### Exercise details
Filter the records below, keeping only lines with the string "likes".

[[ Dataset extract open ]]

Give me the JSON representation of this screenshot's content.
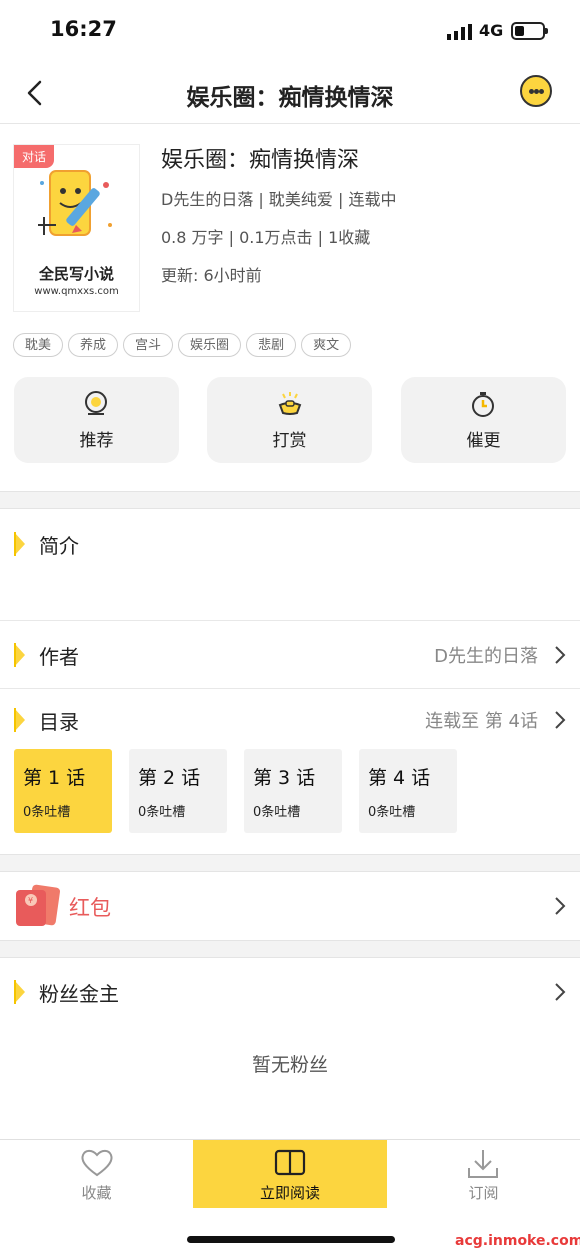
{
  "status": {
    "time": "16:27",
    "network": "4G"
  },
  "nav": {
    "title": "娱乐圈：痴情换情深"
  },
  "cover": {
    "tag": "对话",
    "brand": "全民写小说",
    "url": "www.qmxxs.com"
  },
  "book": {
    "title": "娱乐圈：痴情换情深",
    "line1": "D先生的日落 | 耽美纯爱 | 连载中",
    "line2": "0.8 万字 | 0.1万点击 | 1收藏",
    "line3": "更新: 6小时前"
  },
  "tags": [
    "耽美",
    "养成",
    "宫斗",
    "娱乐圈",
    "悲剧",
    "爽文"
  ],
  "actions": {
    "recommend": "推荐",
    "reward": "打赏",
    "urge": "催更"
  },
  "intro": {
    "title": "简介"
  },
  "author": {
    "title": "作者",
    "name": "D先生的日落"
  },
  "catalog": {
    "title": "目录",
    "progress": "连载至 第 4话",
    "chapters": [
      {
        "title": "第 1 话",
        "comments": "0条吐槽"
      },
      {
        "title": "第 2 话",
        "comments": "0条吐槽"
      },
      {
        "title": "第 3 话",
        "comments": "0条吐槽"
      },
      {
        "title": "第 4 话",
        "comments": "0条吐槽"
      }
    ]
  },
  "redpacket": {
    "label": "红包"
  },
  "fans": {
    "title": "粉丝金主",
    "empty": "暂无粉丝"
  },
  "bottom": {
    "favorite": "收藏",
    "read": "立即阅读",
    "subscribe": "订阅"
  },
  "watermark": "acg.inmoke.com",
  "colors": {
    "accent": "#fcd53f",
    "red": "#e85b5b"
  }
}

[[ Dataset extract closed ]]
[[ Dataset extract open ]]

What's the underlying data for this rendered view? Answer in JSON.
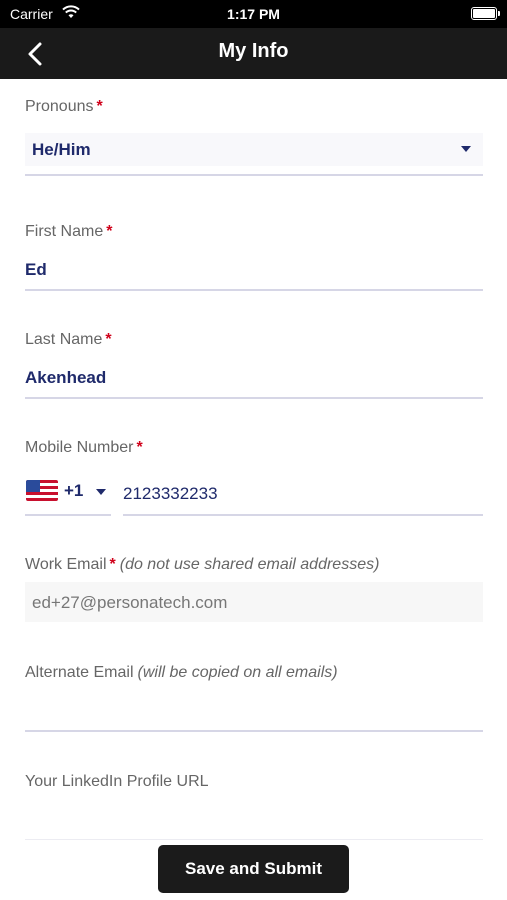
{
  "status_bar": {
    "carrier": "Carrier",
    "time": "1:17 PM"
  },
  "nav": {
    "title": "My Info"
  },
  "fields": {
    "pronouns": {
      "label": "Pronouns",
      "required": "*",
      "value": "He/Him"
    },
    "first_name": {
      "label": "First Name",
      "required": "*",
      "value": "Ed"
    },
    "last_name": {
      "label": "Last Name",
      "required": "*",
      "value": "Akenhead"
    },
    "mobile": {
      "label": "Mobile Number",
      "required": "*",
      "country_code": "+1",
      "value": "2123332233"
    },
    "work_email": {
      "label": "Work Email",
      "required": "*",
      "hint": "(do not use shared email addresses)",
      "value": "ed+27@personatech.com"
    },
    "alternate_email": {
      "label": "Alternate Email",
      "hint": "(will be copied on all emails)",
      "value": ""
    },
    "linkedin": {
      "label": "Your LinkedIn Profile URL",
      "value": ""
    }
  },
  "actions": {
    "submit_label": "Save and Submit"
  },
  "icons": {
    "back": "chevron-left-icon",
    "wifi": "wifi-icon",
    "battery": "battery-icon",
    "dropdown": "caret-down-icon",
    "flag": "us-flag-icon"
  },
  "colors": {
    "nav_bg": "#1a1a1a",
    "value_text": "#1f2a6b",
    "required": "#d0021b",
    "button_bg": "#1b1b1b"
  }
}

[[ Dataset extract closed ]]
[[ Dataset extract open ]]

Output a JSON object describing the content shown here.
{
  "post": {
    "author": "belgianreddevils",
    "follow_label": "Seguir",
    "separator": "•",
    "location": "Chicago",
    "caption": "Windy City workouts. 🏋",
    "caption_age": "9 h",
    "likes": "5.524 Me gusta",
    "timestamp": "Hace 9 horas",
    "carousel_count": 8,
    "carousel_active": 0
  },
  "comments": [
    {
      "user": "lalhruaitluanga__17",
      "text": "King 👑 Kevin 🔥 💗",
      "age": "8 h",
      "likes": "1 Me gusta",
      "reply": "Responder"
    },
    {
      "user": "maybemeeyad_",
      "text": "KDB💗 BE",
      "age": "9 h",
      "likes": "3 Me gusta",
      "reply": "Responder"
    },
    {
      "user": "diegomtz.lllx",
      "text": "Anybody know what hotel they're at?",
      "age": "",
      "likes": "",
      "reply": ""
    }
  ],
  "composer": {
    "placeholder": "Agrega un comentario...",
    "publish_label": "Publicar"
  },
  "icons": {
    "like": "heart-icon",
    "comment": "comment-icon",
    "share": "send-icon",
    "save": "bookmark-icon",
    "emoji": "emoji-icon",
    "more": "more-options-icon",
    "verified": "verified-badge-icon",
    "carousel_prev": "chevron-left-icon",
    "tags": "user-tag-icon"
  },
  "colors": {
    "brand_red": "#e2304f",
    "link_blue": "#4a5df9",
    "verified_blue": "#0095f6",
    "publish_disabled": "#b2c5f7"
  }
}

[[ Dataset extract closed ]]

### Output
    "likes": "5.524 Me gusta",
      "likes": "1 Me gusta",
      "likes": "3 Me gusta",
      "likes": "",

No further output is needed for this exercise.